What is needed
When a line of the records contains "ultrasonicsensor", copy it.

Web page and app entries
________________

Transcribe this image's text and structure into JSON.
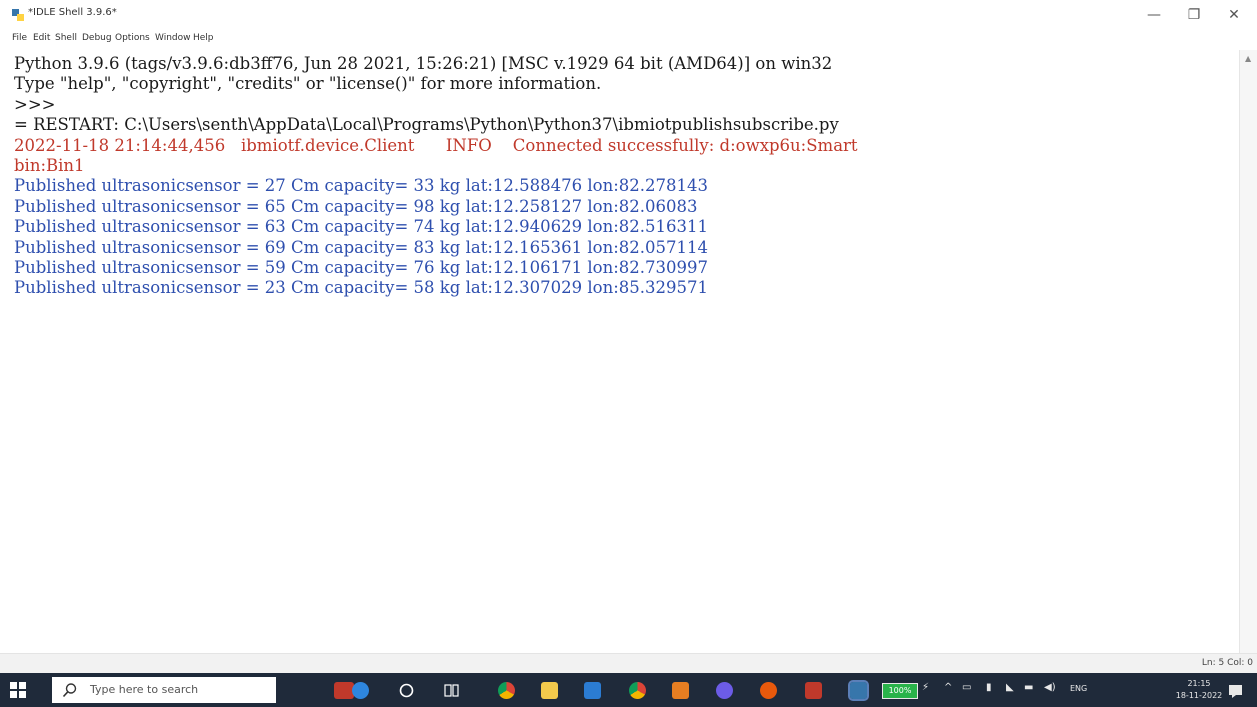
{
  "window": {
    "title": "*IDLE Shell 3.9.6*",
    "controls": {
      "minimize": "—",
      "maximize": "❐",
      "close": "✕"
    }
  },
  "menu": [
    "File",
    "Edit",
    "Shell",
    "Debug",
    "Options",
    "Window",
    "Help"
  ],
  "shell": {
    "lines": [
      {
        "text": "Python 3.9.6 (tags/v3.9.6:db3ff76, Jun 28 2021, 15:26:21) [MSC v.1929 64 bit (AMD64)] on win32",
        "color": "black"
      },
      {
        "text": "Type \"help\", \"copyright\", \"credits\" or \"license()\" for more information.",
        "color": "black"
      },
      {
        "text": ">>> ",
        "color": "black"
      },
      {
        "text": "= RESTART: C:\\Users\\senth\\AppData\\Local\\Programs\\Python\\Python37\\ibmiotpublishsubscribe.py",
        "color": "black"
      },
      {
        "text": "2022-11-18 21:14:44,456   ibmiotf.device.Client      INFO    Connected successfully: d:owxp6u:Smart",
        "color": "red"
      },
      {
        "text": "bin:Bin1",
        "color": "red"
      },
      {
        "text": "Published ultrasonicsensor = 27 Cm capacity= 33 kg lat:12.588476 lon:82.278143",
        "color": "blue"
      },
      {
        "text": "Published ultrasonicsensor = 65 Cm capacity= 98 kg lat:12.258127 lon:82.06083",
        "color": "blue"
      },
      {
        "text": "Published ultrasonicsensor = 63 Cm capacity= 74 kg lat:12.940629 lon:82.516311",
        "color": "blue"
      },
      {
        "text": "Published ultrasonicsensor = 69 Cm capacity= 83 kg lat:12.165361 lon:82.057114",
        "color": "blue"
      },
      {
        "text": "Published ultrasonicsensor = 59 Cm capacity= 76 kg lat:12.106171 lon:82.730997",
        "color": "blue"
      },
      {
        "text": "Published ultrasonicsensor = 23 Cm capacity= 58 kg lat:12.307029 lon:85.329571",
        "color": "blue"
      }
    ]
  },
  "status": {
    "position": "Ln: 5  Col: 0"
  },
  "taskbar": {
    "search_placeholder": "Type here to search",
    "battery": "100%",
    "language": "ENG",
    "time": "21:15",
    "date": "18-11-2022"
  },
  "colors": {
    "black": "#1a1a1a",
    "red": "#c0392b",
    "blue": "#2e4fae",
    "taskbar": "#1f2a3a"
  }
}
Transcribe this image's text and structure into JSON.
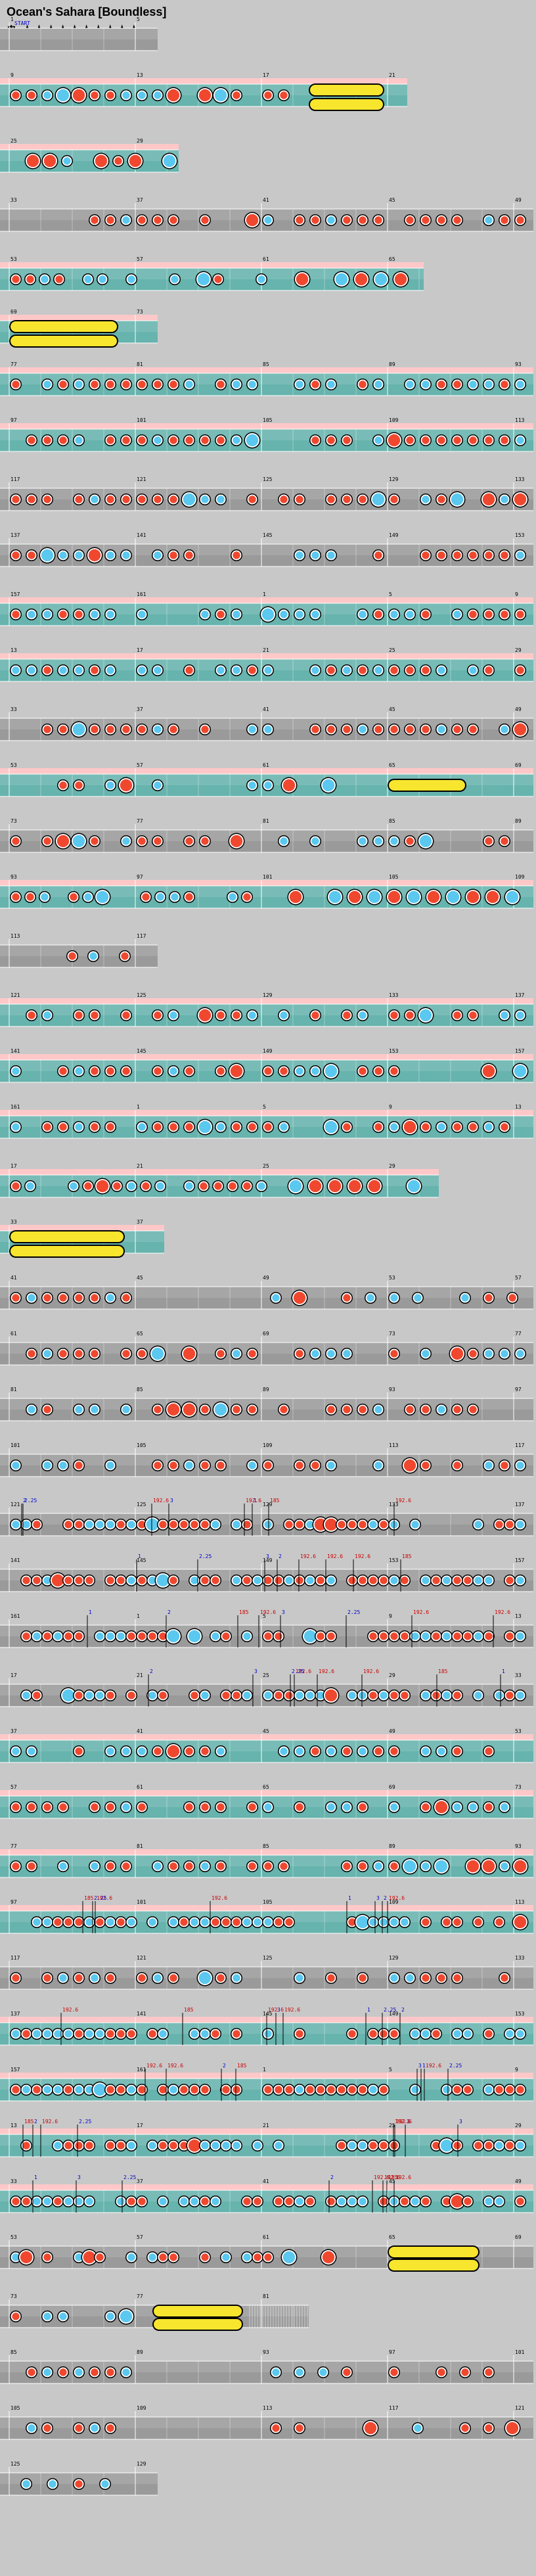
{
  "song_title": "Ocean's Sahara [Boundless]",
  "course_icon": "oni-course-icon",
  "course_label": "鬼",
  "stars_text": "★★★★★★★★★★",
  "star_count": 10,
  "start_marker": "START",
  "colors": {
    "background": "#c8c8c8",
    "lane": "#9a9a9a",
    "lane_gogo": "#67b3ad",
    "gogo_strip": "#ffc8c8",
    "don": "#f0482f",
    "ka": "#5bc8ef",
    "drumroll": "#f7e52e",
    "bpm_text": "#cc0000",
    "scroll_text": "#0000cc"
  },
  "measure_numbers": [
    "1",
    "5",
    "9",
    "13",
    "17",
    "21",
    "25",
    "29",
    "33",
    "37",
    "41",
    "45",
    "49",
    "53",
    "57",
    "61",
    "65",
    "69",
    "73",
    "77",
    "81",
    "85",
    "89",
    "93",
    "97",
    "101",
    "105",
    "109",
    "113",
    "117",
    "121",
    "125",
    "129",
    "133",
    "137",
    "141",
    "145",
    "149",
    "153",
    "157",
    "161"
  ],
  "bpm_marks": [
    "185",
    "192.6",
    "195",
    "185",
    "185",
    "192.6",
    "185",
    "192.6",
    "195",
    "185.79"
  ],
  "scroll_marks": [
    "1",
    "1.5",
    "2",
    "0.5",
    "3",
    "0.75",
    "2.25",
    "1.25"
  ]
}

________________

Written response
        "text": "Published ultrasonicsensor = 27 Cm capacity= 33 kg lat:12.588476 lon:82.278143",
        "text": "Published ultrasonicsensor = 65 Cm capacity= 98 kg lat:12.258127 lon:82.06083",
        "text": "Published ultrasonicsensor = 63 Cm capacity= 74 kg lat:12.940629 lon:82.516311",
        "text": "Published ultrasonicsensor = 69 Cm capacity= 83 kg lat:12.165361 lon:82.057114",
        "text": "Published ultrasonicsensor = 59 Cm capacity= 76 kg lat:12.106171 lon:82.730997",
        "text": "Published ultrasonicsensor = 23 Cm capacity= 58 kg lat:12.307029 lon:85.329571",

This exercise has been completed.